B ut if the special relationship is in need of renewal, predictions of its death are greatly exaggerated. It has survived for nearly seven decades and has provided the core of the West’s defense of the free world against the forces of fascism, Communism, and now Islamist extremism. Both US and British foreign policies are adapting to a more multipolar world, and Washington and London are seeking to build special partnerships with India, the rising power in the East, that must ultimately counterbalance the ambitions of China in Asia. But as conflicts in Iraq and Afghanistan and the wider War on Terror have demonstrated, the United States and Great Britain always look to each other in times of war and adversity, and that is unlikely to change dramatically in the coming decades, provided there is firm leadership on both sides of the Atlantic committed to ensuring the partnership’s success.
In David Cameron, Britain has a prime minister and a cabinet (with one or two exceptions) that passionately believe in the special relationship. But Cameron must ensure the defense cuts his administration has introduced are temporary measures and will later be reversed as the UK’s economic position improves. Britain needs to significantly increase its defense spending if it wishes to maintain its position as one of the world’s leading military powers. At the very least, the prime minister must pledge to restore spending to its level at the end of the last Conservative government, with further rises in subsequent years. He must also defend British sovereignty in Europe and fight against the rise of a supranational superstate in Brussels that threatens the independence of Britain’s foreign and defense policy.

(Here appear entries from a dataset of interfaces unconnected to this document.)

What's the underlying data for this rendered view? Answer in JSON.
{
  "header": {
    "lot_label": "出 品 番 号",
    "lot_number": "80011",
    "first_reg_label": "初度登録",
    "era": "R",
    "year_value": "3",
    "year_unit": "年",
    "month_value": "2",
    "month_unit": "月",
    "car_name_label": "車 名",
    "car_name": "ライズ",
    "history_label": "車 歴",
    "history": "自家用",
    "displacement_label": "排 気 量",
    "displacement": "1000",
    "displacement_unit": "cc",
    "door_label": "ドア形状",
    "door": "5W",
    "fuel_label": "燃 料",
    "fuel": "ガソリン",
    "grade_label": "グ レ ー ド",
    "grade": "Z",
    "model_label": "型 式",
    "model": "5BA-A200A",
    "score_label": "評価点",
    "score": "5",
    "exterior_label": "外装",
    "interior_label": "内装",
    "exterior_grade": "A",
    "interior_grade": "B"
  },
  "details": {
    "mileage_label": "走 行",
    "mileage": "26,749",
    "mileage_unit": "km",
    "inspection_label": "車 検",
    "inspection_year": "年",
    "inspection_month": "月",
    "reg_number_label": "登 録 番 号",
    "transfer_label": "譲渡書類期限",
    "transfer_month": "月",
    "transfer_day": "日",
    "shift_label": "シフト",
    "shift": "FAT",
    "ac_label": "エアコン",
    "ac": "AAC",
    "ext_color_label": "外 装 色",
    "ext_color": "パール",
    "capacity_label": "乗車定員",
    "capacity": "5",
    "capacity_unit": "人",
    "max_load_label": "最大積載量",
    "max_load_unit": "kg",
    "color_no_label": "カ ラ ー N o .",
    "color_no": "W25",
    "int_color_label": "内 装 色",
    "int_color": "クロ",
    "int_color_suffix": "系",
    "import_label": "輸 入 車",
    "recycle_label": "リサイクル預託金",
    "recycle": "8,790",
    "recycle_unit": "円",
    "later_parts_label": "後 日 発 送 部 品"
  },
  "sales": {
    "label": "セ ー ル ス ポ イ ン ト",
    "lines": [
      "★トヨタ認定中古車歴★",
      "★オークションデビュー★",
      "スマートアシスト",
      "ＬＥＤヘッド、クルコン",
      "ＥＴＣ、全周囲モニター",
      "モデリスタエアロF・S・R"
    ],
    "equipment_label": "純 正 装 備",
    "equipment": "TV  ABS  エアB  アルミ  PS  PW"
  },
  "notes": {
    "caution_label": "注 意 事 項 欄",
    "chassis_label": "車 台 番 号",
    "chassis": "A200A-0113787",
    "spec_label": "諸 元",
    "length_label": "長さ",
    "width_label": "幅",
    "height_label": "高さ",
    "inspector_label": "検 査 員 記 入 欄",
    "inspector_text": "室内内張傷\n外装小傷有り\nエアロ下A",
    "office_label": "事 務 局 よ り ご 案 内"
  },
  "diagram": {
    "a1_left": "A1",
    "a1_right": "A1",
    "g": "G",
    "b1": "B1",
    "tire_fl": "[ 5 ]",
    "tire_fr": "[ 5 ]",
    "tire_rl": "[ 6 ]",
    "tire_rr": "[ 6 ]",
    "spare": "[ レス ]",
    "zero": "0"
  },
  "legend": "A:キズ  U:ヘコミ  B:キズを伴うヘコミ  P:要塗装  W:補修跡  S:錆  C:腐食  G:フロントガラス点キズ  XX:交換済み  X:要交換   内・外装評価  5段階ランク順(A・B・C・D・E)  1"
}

Cameron has significant potential as a world leader, but for British goals to be advanced internationally, the alliance with the United States must be at the heart of London’s vision. It is an alliance that must continue to flourish if the West is to defeat Islamist terrorism and defend the cause of liberty and freedom across the globe. As Lady Thatcher noted in a speech to the Chicago Council on Global Affairs in June 1991, just months after leaving Downing Street: “Whatever people say, the special relationship does exist, it does count and it must continue, because the United States needs friends in the lonely task of world leadership. More than any other country, Britain shares America’s passionate commitment to democracy and willingness to stand and fight for it. You can cut through all the verbiage and obfuscation. It’s really as simple as that.”

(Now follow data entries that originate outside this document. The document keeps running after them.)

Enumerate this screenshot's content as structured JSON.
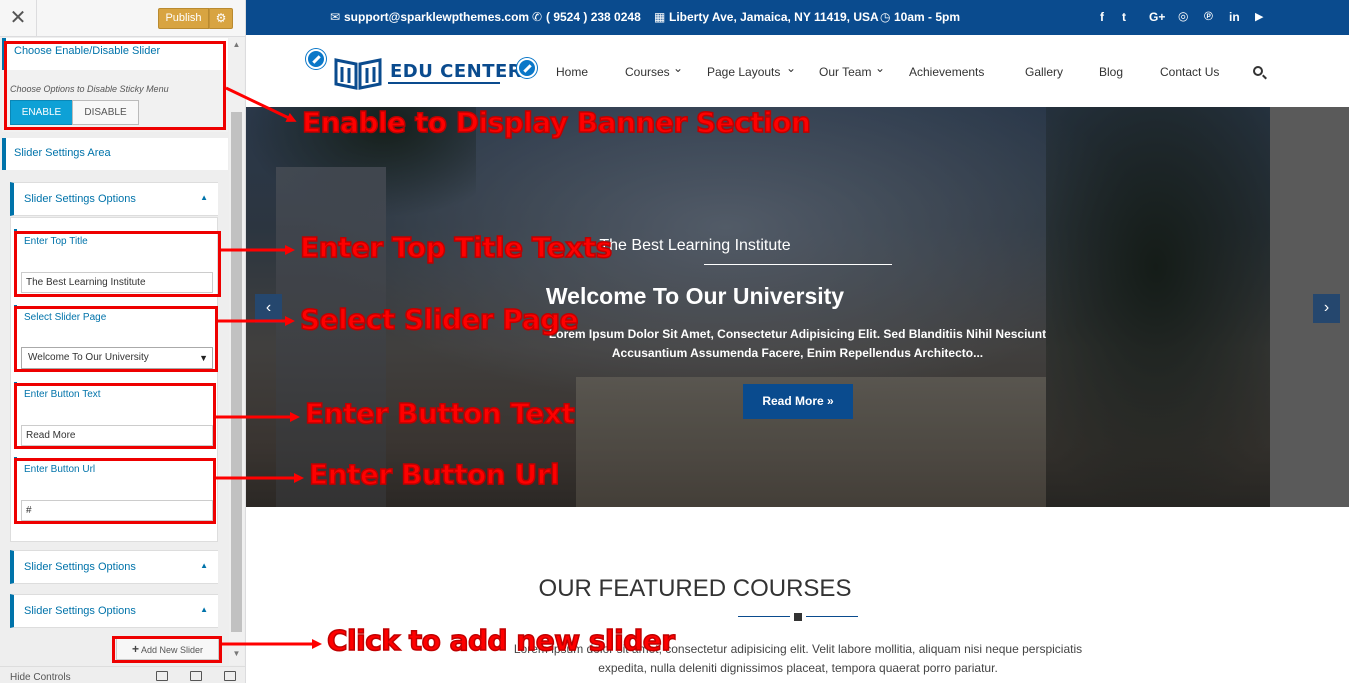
{
  "sidebar": {
    "close_glyph": "✕",
    "publish_label": "Publish",
    "gear_glyph": "⚙",
    "enable_section_title": "Choose Enable/Disable Slider",
    "enable_desc": "Choose Options to Disable Sticky Menu",
    "enable_label": "ENABLE",
    "disable_label": "DISABLE",
    "slider_area_title": "Slider Settings Area",
    "accordion_title": "Slider Settings Options",
    "accordion_title_2": "Slider Settings Options",
    "accordion_title_3": "Slider Settings Options",
    "caret_glyph": "▲",
    "top_title_label": "Enter Top Title",
    "top_title_value": "The Best Learning Institute",
    "slider_page_label": "Select Slider Page",
    "slider_page_value": "Welcome To Our University",
    "dropdown_glyph": "▼",
    "button_text_label": "Enter Button Text",
    "button_text_value": "Read More",
    "button_url_label": "Enter Button Url",
    "button_url_value": "#",
    "add_new_icon": "+",
    "add_new_label": "Add New Slider",
    "hide_controls": "Hide Controls"
  },
  "annotations": {
    "banner": "Enable to Display Banner Section",
    "top_title": "Enter Top Title Texts",
    "slider_page": "Select Slider Page",
    "button_text": "Enter Button Text",
    "button_url": "Enter Button Url",
    "add_slider": "Click to add new slider",
    "color": "#ff0000"
  },
  "topbar": {
    "email": "support@sparklewpthemes.com",
    "phone": "( 9524 ) 238 0248",
    "address": "Liberty Ave, Jamaica, NY 11419, USA",
    "hours": "10am - 5pm",
    "email_icon": "✉",
    "phone_icon": "✆",
    "address_icon": "▦",
    "hours_icon": "◷",
    "social": [
      "f",
      "t",
      "G+",
      "◎",
      "℗",
      "in",
      "▶"
    ]
  },
  "nav": {
    "logo_text": "EDU CENTER",
    "items": [
      "Home",
      "Courses",
      "Page Layouts",
      "Our Team",
      "Achievements",
      "Gallery",
      "Blog",
      "Contact Us"
    ],
    "chevron": "⌄"
  },
  "banner": {
    "top_title": "The Best Learning Institute",
    "title": "Welcome To Our University",
    "desc_line1": "Lorem Ipsum Dolor Sit Amet, Consectetur Adipisicing Elit. Sed Blanditiis Nihil Nesciunt",
    "desc_line2": "Accusantium Assumenda Facere, Enim Repellendus Architecto...",
    "button": "Read More »",
    "prev": "‹",
    "next": "›"
  },
  "featured": {
    "title": "OUR FEATURED COURSES",
    "desc_line1": "Lorem ipsum dolor sit amet, consectetur adipisicing elit. Velit labore mollitia, aliquam nisi neque perspiciatis",
    "desc_line2": "expedita, nulla deleniti dignissimos placeat, tempora quaerat porro pariatur."
  },
  "colors": {
    "primary": "#0a4b8e",
    "customizer_accent": "#0073aa",
    "publish": "#d8a441",
    "annotation": "#ff0000"
  }
}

Nile Gardiner is the director of the Margaret Thatcher Center for Freedom at the Heritage Foundation and a former aide to Lady Thatcher.